• [EXERCISE]: Search the records for the word "调校螺钉手轮" and copy every line in which it occurs.

• [STORED DATA]:
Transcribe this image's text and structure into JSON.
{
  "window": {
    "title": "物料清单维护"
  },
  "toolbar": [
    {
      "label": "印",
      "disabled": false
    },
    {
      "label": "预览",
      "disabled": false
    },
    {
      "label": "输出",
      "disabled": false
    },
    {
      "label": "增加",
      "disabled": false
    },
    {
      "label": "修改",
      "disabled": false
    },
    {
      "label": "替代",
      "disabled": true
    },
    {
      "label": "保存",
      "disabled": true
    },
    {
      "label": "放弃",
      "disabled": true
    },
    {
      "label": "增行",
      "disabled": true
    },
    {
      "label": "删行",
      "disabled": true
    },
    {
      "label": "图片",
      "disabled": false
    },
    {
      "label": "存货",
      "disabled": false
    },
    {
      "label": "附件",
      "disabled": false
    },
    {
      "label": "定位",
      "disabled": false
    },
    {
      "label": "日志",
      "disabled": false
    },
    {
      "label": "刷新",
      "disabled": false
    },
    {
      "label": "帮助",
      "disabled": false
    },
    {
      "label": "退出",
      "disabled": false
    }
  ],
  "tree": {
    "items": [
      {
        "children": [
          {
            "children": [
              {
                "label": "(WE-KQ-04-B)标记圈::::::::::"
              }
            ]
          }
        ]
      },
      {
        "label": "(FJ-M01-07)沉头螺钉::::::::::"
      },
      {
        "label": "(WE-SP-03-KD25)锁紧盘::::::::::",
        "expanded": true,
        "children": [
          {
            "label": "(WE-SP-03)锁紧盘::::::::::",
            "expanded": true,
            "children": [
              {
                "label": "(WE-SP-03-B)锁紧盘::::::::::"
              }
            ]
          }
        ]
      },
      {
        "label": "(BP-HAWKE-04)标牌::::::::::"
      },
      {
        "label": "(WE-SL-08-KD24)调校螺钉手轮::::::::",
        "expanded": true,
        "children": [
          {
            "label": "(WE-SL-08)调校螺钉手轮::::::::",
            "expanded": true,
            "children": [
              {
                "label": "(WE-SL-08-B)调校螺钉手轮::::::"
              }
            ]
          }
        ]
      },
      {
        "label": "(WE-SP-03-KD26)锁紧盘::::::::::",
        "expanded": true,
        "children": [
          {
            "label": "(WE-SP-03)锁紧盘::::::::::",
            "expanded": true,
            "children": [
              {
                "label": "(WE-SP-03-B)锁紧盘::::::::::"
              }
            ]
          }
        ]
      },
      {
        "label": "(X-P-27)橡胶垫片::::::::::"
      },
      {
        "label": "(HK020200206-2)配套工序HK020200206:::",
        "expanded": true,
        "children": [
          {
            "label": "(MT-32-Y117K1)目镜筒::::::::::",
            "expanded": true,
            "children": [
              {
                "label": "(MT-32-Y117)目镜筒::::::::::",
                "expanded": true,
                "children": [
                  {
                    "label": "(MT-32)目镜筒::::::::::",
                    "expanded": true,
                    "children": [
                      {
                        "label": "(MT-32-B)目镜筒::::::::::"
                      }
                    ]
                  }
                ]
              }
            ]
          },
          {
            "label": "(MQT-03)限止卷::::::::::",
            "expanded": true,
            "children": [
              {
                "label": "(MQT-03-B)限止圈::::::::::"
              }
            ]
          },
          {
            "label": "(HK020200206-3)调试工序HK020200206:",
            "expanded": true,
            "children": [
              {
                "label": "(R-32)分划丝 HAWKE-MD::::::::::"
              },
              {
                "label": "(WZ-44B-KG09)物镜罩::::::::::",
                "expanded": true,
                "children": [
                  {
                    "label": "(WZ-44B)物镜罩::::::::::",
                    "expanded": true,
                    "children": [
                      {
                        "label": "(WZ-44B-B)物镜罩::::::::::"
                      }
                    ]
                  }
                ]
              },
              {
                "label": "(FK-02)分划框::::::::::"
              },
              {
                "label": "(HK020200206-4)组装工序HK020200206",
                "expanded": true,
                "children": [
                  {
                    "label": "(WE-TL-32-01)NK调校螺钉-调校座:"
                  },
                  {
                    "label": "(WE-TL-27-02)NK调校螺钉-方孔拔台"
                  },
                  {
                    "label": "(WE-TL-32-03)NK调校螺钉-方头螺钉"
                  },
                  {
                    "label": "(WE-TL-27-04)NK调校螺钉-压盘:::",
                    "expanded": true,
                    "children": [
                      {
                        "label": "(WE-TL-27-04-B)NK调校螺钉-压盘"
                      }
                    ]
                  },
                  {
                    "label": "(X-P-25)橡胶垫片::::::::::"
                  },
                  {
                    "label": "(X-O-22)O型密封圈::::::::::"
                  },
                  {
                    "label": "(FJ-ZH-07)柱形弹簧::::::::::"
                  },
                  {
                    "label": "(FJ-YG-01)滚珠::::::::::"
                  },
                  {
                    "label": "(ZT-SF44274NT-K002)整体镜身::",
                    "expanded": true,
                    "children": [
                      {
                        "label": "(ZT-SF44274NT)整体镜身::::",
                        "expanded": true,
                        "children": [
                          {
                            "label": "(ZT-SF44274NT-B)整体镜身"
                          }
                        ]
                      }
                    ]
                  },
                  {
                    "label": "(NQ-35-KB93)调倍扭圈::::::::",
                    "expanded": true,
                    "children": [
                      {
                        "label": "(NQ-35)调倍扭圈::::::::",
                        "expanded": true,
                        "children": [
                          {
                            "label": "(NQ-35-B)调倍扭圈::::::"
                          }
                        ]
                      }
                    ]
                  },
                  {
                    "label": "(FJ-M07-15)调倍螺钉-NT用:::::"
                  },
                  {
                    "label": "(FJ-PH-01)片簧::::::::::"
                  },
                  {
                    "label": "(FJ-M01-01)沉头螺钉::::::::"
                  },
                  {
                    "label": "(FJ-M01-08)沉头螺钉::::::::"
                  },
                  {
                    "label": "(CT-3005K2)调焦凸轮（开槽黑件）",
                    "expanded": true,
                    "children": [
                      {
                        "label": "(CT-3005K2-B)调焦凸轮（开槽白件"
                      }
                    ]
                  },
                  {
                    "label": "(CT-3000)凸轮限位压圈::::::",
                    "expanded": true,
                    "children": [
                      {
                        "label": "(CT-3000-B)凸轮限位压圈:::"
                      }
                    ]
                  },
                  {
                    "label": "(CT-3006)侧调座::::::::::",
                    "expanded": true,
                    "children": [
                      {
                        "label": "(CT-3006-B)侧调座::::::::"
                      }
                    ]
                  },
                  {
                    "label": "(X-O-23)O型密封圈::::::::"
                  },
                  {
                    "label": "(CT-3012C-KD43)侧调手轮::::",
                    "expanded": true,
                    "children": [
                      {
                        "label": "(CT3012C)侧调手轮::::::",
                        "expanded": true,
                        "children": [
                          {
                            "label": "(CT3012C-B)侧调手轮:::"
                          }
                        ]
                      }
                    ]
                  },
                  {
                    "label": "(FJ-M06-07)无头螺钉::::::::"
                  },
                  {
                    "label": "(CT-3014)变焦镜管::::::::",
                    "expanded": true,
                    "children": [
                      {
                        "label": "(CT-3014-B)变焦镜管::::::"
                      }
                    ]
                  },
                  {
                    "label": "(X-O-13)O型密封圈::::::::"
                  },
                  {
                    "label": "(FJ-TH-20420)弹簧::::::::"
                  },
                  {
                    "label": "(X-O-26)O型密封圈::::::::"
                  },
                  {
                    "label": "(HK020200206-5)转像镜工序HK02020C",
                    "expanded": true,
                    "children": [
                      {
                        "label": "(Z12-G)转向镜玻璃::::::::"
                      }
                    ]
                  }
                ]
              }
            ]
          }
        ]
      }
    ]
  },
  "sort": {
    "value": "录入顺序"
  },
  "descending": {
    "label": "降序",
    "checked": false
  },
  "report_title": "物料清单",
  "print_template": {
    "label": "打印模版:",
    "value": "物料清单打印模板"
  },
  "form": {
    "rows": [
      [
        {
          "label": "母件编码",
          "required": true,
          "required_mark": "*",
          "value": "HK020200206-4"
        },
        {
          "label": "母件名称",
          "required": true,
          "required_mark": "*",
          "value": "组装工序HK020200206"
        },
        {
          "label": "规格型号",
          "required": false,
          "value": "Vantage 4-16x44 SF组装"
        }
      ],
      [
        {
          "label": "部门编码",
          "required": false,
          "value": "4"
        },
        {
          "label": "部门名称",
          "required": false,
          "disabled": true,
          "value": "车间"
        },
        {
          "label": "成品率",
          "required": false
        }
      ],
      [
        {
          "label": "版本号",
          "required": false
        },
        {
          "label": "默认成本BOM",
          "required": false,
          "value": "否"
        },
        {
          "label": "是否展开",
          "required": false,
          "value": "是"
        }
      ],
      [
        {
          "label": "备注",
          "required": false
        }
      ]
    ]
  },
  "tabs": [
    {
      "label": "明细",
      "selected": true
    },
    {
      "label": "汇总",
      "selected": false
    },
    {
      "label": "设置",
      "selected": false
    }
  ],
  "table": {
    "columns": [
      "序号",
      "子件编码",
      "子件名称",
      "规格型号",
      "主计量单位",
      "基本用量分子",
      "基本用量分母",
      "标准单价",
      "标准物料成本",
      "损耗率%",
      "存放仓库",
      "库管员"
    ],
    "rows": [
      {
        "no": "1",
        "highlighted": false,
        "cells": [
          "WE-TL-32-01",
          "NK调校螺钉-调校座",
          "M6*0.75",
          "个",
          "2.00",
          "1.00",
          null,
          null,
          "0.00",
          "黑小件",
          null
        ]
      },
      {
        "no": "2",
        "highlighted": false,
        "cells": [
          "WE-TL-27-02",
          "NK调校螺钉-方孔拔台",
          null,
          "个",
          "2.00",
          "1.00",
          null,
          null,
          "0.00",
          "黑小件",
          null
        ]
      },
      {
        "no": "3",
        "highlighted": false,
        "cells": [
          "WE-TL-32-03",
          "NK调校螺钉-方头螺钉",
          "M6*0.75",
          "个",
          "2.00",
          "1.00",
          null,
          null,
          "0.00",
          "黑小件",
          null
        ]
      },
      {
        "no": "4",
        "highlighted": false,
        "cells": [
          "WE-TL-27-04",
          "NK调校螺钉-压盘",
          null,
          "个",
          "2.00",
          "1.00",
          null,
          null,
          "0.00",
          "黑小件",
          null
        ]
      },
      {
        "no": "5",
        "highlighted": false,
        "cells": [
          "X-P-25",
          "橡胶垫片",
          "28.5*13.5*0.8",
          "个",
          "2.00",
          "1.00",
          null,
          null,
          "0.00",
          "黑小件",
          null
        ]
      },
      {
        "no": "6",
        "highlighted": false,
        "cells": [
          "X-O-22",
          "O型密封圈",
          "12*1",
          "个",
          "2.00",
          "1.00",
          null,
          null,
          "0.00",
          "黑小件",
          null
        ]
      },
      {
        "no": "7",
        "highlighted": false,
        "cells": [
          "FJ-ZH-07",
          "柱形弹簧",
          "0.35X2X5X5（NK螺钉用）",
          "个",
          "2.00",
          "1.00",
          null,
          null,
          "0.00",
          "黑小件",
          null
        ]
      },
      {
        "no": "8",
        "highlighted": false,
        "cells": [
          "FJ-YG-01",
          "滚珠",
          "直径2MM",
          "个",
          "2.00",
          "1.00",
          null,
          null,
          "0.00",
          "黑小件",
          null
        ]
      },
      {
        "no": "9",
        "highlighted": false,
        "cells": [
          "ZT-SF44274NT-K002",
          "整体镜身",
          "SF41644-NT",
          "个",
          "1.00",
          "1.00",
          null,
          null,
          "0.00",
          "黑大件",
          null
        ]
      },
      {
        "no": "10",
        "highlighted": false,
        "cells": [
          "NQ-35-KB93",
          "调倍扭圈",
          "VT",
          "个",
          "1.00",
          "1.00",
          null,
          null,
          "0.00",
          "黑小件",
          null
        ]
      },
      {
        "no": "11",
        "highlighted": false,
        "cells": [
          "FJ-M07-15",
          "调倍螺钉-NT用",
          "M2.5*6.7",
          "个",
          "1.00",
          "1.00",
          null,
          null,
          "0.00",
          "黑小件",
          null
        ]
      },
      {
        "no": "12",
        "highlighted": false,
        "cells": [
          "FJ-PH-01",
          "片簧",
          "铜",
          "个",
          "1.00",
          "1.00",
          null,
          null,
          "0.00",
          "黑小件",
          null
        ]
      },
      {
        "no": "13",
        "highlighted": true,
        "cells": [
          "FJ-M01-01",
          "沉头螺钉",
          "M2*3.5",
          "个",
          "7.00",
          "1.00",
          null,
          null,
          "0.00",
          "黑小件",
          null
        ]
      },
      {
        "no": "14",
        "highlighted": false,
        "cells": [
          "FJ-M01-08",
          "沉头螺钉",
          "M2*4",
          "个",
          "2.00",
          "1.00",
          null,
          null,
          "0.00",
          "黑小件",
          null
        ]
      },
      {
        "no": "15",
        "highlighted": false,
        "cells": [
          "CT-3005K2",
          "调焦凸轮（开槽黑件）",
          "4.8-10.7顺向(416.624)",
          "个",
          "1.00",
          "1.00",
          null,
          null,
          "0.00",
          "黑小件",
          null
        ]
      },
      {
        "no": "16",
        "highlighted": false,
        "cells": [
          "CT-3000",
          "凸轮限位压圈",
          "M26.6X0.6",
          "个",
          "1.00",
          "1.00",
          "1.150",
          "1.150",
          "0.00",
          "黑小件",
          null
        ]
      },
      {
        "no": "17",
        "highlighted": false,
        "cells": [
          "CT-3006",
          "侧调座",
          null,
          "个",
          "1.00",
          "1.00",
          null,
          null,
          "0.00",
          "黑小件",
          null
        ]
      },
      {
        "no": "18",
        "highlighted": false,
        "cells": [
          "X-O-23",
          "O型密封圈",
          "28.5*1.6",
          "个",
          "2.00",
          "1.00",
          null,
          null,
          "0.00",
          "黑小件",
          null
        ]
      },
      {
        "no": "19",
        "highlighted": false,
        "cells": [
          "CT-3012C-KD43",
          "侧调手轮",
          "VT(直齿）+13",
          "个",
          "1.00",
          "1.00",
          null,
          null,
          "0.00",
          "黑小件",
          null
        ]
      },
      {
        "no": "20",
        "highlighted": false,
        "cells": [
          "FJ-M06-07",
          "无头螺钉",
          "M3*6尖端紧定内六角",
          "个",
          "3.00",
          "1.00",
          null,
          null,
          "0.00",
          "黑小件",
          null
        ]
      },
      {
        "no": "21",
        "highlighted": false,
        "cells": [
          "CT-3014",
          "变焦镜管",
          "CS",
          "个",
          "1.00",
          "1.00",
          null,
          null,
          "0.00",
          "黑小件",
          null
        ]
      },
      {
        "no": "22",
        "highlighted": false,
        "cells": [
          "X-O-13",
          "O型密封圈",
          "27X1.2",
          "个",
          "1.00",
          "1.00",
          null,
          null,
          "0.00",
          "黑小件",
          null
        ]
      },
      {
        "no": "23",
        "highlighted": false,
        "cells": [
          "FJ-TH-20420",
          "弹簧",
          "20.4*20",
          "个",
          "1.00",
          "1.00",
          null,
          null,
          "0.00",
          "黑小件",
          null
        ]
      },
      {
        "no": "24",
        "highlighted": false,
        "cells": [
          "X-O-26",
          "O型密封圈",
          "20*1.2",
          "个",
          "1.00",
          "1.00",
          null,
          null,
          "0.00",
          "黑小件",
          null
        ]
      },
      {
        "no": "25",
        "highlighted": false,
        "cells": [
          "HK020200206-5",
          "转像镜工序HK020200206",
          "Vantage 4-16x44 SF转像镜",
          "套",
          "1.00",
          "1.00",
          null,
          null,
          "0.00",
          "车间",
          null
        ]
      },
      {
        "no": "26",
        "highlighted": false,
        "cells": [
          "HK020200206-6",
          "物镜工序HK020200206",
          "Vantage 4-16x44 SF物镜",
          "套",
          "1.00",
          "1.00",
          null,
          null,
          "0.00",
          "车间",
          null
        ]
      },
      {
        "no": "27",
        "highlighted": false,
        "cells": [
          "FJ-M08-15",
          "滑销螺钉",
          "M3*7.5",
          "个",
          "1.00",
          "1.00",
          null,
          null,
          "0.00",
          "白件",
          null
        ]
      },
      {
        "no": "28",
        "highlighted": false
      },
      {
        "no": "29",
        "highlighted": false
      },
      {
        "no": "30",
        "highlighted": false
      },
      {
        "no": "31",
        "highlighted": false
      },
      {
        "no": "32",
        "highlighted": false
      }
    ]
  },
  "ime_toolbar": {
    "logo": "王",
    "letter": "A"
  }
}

• [RESPONSE BOX]:
        "label": "(WE-SL-08-KD24)调校螺钉手轮::::::::",
            "label": "(WE-SL-08)调校螺钉手轮::::::::",
                "label": "(WE-SL-08-B)调校螺钉手轮::::::"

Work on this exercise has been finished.